- What you are asked to do:
For the entries that follow, produce an exact copy with no pictures in it.

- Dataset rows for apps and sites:
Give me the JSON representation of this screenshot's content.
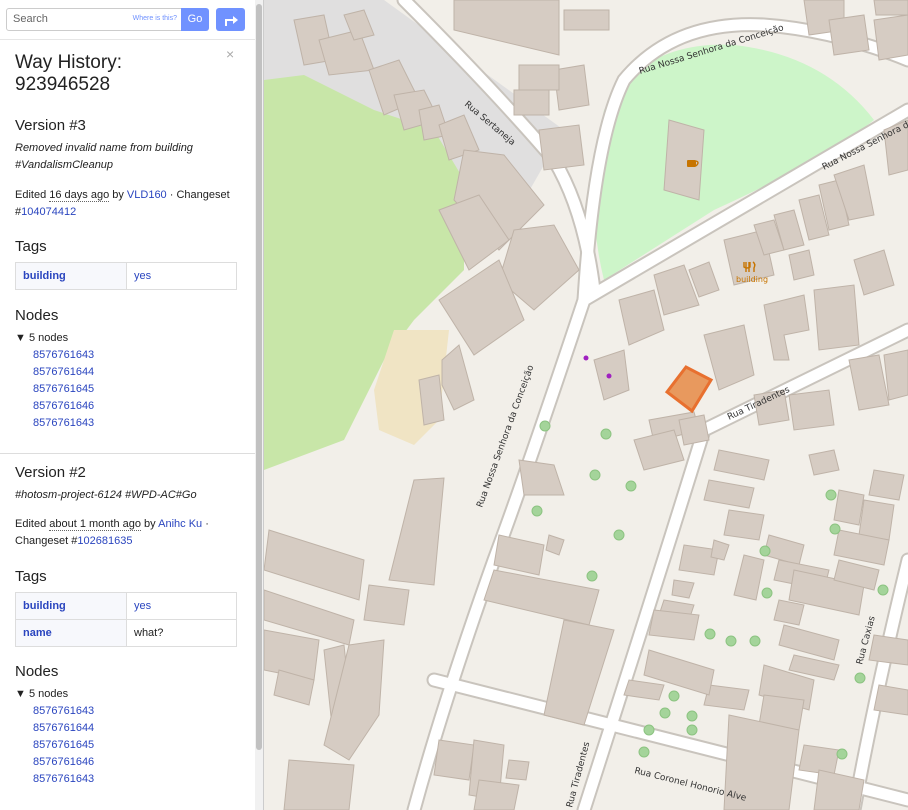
{
  "search": {
    "placeholder": "Search",
    "where_link": "Where is this?",
    "go_label": "Go"
  },
  "close_glyph": "×",
  "title_line1": "Way History:",
  "title_line2": "923946528",
  "versions": [
    {
      "heading": "Version #3",
      "comment_line1": "Removed invalid name from building",
      "comment_line2": "#VandalismCleanup",
      "edited_prefix": "Edited ",
      "edited_time": "16 days ago",
      "by": " by ",
      "user": "VLD160",
      "changeset_prefix": " · Changeset",
      "changeset_hash": "#",
      "changeset_id": "104074412",
      "tags_heading": "Tags",
      "tags": [
        {
          "key": "building",
          "value": "yes"
        }
      ],
      "nodes_heading": "Nodes",
      "nodes_summary": "▼ 5 nodes",
      "nodes": [
        "8576761643",
        "8576761644",
        "8576761645",
        "8576761646",
        "8576761643"
      ]
    },
    {
      "heading": "Version #2",
      "comment_line1": "#hotosm-project-6124 #WPD-AC#Go",
      "edited_prefix": "Edited ",
      "edited_time": "about 1 month ago",
      "by": " by ",
      "user": "Anihc Ku",
      "changeset_prefix": " ·",
      "changeset_line2": "Changeset #",
      "changeset_id": "102681635",
      "tags_heading": "Tags",
      "tags": [
        {
          "key": "building",
          "value": "yes"
        },
        {
          "key": "name",
          "value": "what?"
        }
      ],
      "nodes_heading": "Nodes",
      "nodes_summary": "▼ 5 nodes",
      "nodes": [
        "8576761643",
        "8576761644",
        "8576761645",
        "8576761646",
        "8576761643"
      ]
    }
  ],
  "map": {
    "streets": {
      "conceicao_top": "Rua Nossa Senhora da Conceição",
      "sertaneja": "Rua Sertaneja",
      "conceicao_right": "Rua Nossa Senhora da",
      "conceicao_vertical": "Rua Nossa Senhora da Conceição",
      "tiradentes": "Rua Tiradentes",
      "tiradentes_bottom": "Rua Tiradentes",
      "coronel": "Rua Coronel Honorio Alve",
      "caxias": "Rua Caxias"
    },
    "poi_label": "building",
    "colors": {
      "park": "#cdf5c9",
      "wood": "#c8e6a8",
      "sand": "#f0e4c4",
      "building": "#d6ccc3",
      "highlight": "#e87b2f"
    }
  }
}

- Final answer:
Give me the JSON representation of this screenshot's content.
{
  "search": {
    "placeholder": "Search",
    "where_link": "Where is this?",
    "go_label": "Go"
  },
  "close_glyph": "×",
  "title_line1": "Way History:",
  "title_line2": "923946528",
  "versions": [
    {
      "heading": "Version #3",
      "comment_line1": "Removed invalid name from building",
      "comment_line2": "#VandalismCleanup",
      "edited_prefix": "Edited ",
      "edited_time": "16 days ago",
      "by": " by ",
      "user": "VLD160",
      "changeset_prefix": " · Changeset",
      "changeset_hash": "#",
      "changeset_id": "104074412",
      "tags_heading": "Tags",
      "tags": [
        {
          "key": "building",
          "value": "yes"
        }
      ],
      "nodes_heading": "Nodes",
      "nodes_summary": "▼ 5 nodes",
      "nodes": [
        "8576761643",
        "8576761644",
        "8576761645",
        "8576761646",
        "8576761643"
      ]
    },
    {
      "heading": "Version #2",
      "comment_line1": "#hotosm-project-6124 #WPD-AC#Go",
      "edited_prefix": "Edited ",
      "edited_time": "about 1 month ago",
      "by": " by ",
      "user": "Anihc Ku",
      "changeset_prefix": " ·",
      "changeset_line2": "Changeset #",
      "changeset_id": "102681635",
      "tags_heading": "Tags",
      "tags": [
        {
          "key": "building",
          "value": "yes"
        },
        {
          "key": "name",
          "value": "what?"
        }
      ],
      "nodes_heading": "Nodes",
      "nodes_summary": "▼ 5 nodes",
      "nodes": [
        "8576761643",
        "8576761644",
        "8576761645",
        "8576761646",
        "8576761643"
      ]
    }
  ],
  "map": {
    "streets": {
      "conceicao_top": "Rua Nossa Senhora da Conceição",
      "sertaneja": "Rua Sertaneja",
      "conceicao_right": "Rua Nossa Senhora da",
      "conceicao_vertical": "Rua Nossa Senhora da Conceição",
      "tiradentes": "Rua Tiradentes",
      "tiradentes_bottom": "Rua Tiradentes",
      "coronel": "Rua Coronel Honorio Alve",
      "caxias": "Rua Caxias"
    },
    "poi_label": "building",
    "colors": {
      "park": "#cdf5c9",
      "wood": "#c8e6a8",
      "sand": "#f0e4c4",
      "building": "#d6ccc3",
      "highlight": "#e87b2f"
    }
  }
}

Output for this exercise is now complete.